**Record set**
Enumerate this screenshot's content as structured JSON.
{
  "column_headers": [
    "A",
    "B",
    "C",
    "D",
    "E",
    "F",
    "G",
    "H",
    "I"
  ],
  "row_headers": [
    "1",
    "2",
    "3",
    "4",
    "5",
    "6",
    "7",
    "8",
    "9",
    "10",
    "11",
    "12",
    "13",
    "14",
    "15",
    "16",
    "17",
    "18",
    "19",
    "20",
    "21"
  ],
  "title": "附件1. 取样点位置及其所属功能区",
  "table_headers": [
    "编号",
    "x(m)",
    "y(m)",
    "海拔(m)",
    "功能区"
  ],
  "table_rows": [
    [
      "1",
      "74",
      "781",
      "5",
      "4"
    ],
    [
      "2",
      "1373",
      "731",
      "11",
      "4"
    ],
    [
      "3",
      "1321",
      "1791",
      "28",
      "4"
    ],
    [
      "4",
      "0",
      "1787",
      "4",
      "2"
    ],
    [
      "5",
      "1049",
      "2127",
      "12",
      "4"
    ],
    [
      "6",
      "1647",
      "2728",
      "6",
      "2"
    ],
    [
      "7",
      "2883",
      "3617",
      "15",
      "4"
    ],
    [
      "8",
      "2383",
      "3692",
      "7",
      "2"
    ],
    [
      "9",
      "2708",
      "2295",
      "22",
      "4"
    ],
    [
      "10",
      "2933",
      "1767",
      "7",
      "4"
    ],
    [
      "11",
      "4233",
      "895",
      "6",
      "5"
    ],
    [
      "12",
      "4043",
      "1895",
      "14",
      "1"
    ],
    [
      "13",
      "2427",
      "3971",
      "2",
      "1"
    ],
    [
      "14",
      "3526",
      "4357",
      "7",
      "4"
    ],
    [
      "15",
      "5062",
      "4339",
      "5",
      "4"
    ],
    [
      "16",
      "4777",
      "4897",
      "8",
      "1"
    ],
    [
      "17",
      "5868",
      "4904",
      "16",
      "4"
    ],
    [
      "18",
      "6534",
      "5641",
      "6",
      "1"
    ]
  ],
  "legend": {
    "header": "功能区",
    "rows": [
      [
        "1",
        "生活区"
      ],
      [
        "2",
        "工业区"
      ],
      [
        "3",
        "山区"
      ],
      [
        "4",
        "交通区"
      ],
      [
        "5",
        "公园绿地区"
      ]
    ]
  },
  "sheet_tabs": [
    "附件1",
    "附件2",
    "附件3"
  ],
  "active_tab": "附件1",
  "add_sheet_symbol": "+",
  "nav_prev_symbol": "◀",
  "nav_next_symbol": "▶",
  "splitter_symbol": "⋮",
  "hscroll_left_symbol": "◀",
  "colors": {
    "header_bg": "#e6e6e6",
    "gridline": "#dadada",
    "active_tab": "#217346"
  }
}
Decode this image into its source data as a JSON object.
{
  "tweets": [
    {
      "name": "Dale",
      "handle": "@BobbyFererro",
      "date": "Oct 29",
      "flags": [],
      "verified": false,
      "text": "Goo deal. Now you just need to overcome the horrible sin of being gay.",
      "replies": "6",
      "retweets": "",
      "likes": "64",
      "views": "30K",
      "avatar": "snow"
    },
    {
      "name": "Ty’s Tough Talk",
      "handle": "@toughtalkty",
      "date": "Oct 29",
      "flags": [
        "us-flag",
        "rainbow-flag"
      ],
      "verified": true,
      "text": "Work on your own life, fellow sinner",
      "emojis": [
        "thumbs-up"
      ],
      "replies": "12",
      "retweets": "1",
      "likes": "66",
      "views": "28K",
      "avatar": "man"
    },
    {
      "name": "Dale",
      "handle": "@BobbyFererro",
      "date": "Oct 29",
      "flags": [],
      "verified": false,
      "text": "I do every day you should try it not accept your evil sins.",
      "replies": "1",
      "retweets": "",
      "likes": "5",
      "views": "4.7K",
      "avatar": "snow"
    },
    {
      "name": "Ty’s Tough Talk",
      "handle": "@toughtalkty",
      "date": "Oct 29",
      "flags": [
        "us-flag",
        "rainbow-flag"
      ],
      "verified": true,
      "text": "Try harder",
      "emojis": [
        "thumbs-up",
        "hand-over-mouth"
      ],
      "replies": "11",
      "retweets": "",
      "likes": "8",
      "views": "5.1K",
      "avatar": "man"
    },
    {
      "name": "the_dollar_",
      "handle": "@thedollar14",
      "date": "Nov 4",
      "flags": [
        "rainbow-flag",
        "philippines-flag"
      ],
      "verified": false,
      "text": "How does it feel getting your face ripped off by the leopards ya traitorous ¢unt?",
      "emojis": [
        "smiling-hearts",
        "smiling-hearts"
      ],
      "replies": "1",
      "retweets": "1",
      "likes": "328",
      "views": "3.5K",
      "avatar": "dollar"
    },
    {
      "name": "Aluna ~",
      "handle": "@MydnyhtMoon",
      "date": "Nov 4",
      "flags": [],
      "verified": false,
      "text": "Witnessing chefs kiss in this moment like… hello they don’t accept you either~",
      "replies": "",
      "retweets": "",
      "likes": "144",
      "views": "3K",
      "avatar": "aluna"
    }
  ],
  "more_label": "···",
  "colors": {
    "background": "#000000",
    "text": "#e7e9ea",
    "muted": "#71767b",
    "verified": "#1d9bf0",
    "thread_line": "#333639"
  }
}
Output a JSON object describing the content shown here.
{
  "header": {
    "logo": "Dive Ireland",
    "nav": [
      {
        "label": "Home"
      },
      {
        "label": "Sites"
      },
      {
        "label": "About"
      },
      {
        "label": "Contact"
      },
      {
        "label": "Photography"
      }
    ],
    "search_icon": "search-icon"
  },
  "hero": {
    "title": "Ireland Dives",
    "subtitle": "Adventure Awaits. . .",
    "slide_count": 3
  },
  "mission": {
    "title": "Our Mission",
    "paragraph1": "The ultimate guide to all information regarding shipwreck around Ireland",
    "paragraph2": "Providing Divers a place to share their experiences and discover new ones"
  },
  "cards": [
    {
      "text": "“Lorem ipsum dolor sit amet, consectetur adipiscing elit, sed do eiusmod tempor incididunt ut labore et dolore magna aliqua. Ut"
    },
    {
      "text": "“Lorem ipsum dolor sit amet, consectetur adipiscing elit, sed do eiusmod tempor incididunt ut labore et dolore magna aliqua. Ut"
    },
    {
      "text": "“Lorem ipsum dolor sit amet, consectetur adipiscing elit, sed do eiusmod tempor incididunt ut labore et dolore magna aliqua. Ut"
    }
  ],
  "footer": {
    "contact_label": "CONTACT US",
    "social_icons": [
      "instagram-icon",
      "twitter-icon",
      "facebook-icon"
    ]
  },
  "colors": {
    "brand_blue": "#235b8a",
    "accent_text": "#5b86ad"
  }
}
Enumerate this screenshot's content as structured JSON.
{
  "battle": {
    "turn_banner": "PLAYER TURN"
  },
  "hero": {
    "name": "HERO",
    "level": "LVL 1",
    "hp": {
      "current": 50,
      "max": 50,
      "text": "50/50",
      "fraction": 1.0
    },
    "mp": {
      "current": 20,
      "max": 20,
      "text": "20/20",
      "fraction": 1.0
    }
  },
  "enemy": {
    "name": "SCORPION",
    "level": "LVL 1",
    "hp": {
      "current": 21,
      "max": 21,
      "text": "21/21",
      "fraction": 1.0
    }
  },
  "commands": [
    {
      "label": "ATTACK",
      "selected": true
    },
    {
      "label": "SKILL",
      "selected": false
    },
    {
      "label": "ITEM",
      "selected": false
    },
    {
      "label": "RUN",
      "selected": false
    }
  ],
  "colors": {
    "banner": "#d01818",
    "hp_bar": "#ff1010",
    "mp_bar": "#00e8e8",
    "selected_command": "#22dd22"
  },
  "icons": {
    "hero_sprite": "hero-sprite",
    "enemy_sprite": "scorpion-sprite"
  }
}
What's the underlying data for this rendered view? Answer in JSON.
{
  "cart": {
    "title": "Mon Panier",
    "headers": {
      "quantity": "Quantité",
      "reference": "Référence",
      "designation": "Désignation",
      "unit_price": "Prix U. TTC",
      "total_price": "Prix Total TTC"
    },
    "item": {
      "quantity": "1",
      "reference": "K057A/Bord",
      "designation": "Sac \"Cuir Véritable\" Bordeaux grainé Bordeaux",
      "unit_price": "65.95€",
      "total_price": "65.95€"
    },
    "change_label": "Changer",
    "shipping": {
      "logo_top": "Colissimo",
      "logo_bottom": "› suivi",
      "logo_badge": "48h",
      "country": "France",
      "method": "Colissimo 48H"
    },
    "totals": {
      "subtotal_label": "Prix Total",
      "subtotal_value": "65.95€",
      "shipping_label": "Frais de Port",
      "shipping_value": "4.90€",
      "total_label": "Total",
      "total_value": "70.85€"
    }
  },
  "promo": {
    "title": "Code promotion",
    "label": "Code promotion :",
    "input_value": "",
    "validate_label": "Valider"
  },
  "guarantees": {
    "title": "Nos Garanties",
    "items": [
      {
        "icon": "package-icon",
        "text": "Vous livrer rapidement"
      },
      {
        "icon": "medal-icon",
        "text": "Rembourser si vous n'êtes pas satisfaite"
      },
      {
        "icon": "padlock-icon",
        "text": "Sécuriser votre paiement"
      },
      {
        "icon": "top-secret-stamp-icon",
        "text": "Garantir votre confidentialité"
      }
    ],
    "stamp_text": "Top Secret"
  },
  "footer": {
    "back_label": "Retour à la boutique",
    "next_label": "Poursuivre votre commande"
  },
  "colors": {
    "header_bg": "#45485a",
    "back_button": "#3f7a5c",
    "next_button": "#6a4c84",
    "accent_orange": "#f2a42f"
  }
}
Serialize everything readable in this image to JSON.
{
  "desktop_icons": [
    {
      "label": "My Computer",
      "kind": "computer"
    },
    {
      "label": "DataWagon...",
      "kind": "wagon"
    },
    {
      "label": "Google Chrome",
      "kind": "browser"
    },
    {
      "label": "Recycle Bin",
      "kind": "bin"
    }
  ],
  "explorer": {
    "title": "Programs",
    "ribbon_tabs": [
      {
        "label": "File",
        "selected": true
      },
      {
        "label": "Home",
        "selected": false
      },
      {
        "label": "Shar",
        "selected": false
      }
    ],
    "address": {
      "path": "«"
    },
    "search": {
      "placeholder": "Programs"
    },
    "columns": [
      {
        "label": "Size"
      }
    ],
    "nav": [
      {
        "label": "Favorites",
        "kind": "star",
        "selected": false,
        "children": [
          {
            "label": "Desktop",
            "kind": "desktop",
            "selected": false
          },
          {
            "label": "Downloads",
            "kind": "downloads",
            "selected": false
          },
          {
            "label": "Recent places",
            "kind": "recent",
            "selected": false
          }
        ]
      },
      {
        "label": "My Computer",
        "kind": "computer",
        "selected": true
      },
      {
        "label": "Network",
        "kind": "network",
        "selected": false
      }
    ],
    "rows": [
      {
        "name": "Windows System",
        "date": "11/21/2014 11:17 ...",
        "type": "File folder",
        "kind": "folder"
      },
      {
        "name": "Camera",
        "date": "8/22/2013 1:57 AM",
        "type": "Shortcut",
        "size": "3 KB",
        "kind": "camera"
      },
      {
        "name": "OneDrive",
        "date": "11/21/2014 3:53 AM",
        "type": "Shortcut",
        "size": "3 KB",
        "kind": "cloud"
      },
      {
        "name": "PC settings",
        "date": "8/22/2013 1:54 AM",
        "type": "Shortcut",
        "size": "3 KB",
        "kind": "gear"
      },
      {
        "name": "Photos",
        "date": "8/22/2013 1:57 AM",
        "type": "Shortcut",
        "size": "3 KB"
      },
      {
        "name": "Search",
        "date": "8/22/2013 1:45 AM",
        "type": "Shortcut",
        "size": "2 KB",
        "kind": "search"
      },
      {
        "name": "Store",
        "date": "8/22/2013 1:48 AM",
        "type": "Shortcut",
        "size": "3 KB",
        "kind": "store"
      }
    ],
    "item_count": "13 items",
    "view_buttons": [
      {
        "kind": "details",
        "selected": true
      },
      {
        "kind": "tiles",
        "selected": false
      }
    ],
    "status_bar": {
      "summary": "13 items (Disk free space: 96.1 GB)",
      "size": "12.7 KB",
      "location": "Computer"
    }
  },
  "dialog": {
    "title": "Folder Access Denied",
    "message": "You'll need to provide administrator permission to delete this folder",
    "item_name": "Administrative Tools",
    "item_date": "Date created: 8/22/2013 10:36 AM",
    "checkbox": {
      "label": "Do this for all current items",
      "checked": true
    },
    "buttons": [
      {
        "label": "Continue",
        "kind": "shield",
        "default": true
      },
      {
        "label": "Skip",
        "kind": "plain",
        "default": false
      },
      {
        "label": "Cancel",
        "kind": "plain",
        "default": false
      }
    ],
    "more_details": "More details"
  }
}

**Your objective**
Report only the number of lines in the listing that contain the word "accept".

**Response**
2